But privately, many admit that French companies and banks may hesitate to do anything that uses the label Islamic as this could highlight sensitivities over social and cultural divides. Ever since the French Revolution, France has upheld the idea that its people are all individual and equal citizens and not members of regional, ethnic or religious minorities. Stressing membership in a sub-group is considered divisive. The French frequently point to the multicultural approach taken in Britain and the United States as the source of political and social problems -- such as ethnic or religious "ghettoisation" and "identity politics" -- that they want to avoid.

Dubai pride helps Nakheel to save face

    

By Jason Benham

 

It’s the property face of the Gulf’s business and tourist hub and the developer of palm-shaped islands visible from space – so Dubai will simply not allow property firm Nakheel to default on its huge $3.5 billion Islamic bonds which mature in December.

 

Just think of the bad publicity it would bring to the region, and there’s already been plenty of that. Another kick in the teeth is certainly not what Dubai needs. Plenty of critics have joined the ‘bash Dubai” bandwagon and several more are set to join the ranks at some stage. 

 

But any default would mark a failure for Dubai World, the state-owned conglomerate, and a castrophe for Dubai’s government, which has ploughed billions of dollars over recent years into making Dubai what it is today.

Islamic finance faces diversity crossroads

Is diversity of opinion boon or bane for Islamic finance?

Market participants gathered for a conference at Thomson Reuters’ London headquarters earlier this week discussed the need for more convergence in the industry estimated to be worth $1 trillion.
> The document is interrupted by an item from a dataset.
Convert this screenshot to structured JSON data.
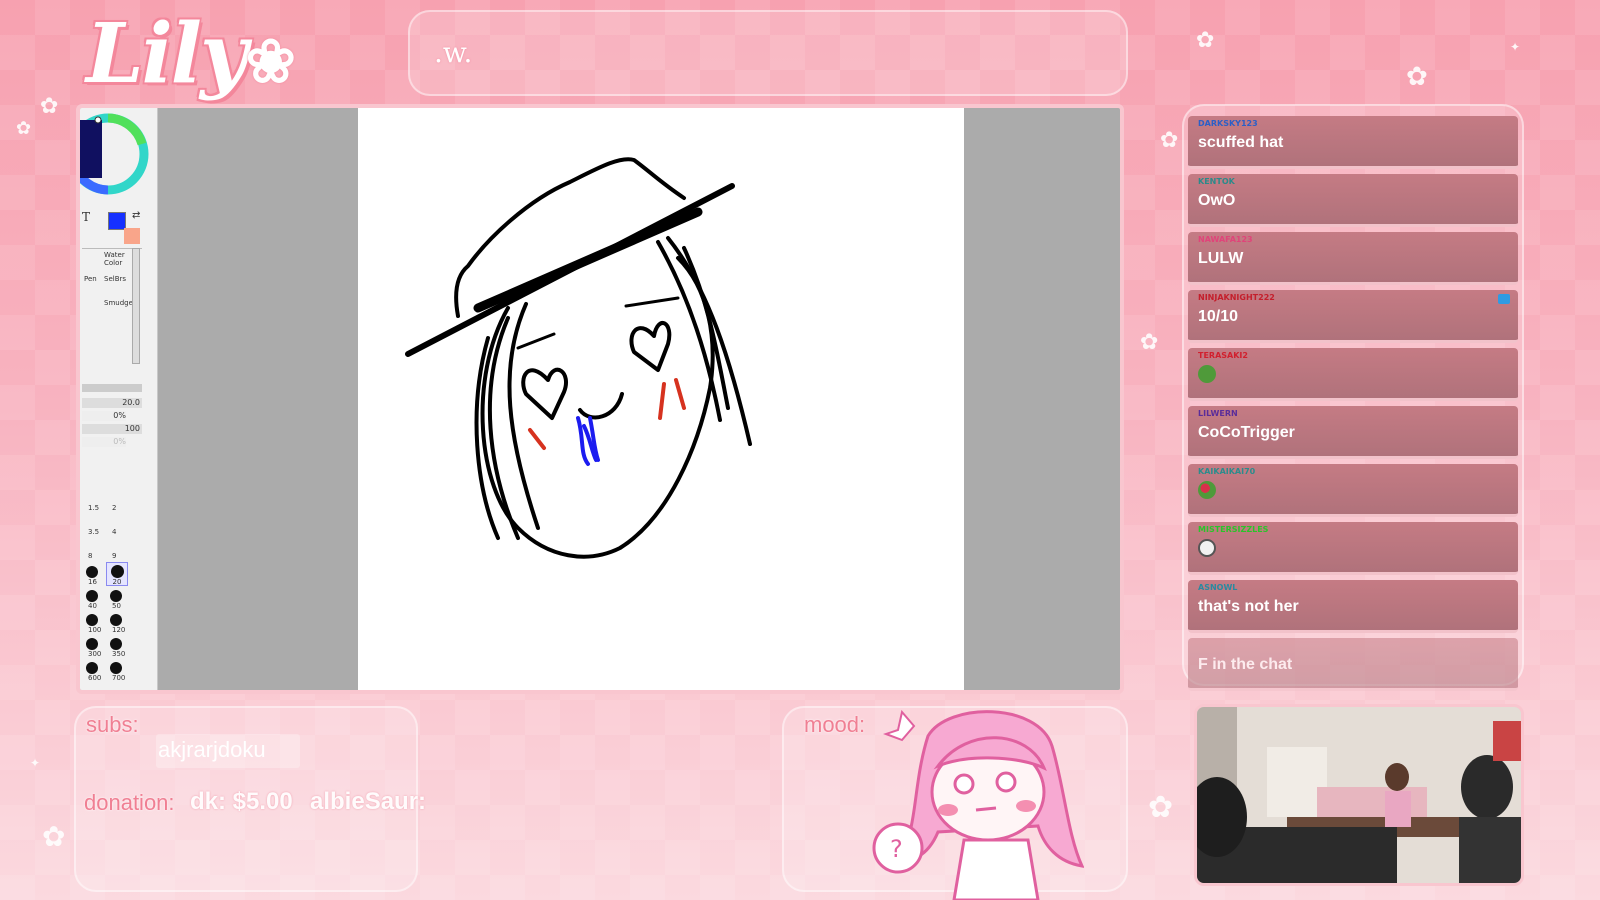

Of particular focus was the role of sharia scholars who rule on whether investment products are in line with Islamic teachings.

“Sharia scholars who sit as advisers have a crucial role to play in retaining public confidence,” Rifaat Ahmed Abdel Karim, secretary general of the Islamic Financial Services Board, an international standards-setting body for the industry, told the forum.

The best of both worlds?

Combined Shariah and ethical/SRI products could be the way forwards for Islamic finance investing, according to Dr Humayon Dar, CEO at BMB Islamic, the Shariah consultancy at BMG Group.

Speaking at the Reuters Islamic Finance Summit today, Dar highlighted the development of an upcoming F&C fund that will meet both ethical and Shariah investing criteria, and can be sold to both Muslims and non-Muslims. “I see this as the way forward in markets such as Malaysia, where a significant proportion of the population is non-Muslim,” he said, adding that once such products have established a track record, it should appeal to a broader audience, and encourage other launches.

Marrying the Western and Islamic traditions of investing could help Shariah surmount a number of hurdles that have so far limited its appeal. A recent Oliver Wyman survey found that only half of the 1.4 billion Muslims worldwide would opt for Islamic finance if given a competitive alternative to conventional products. Dar said he had conducted his own survey which found that no more than 25 percent of UK Muslims was interested in Islamic banking and finance. “The vast majority prefer competitive quotes from non-Shariah providers,” he said – this is particularly the case in the mortgage sector.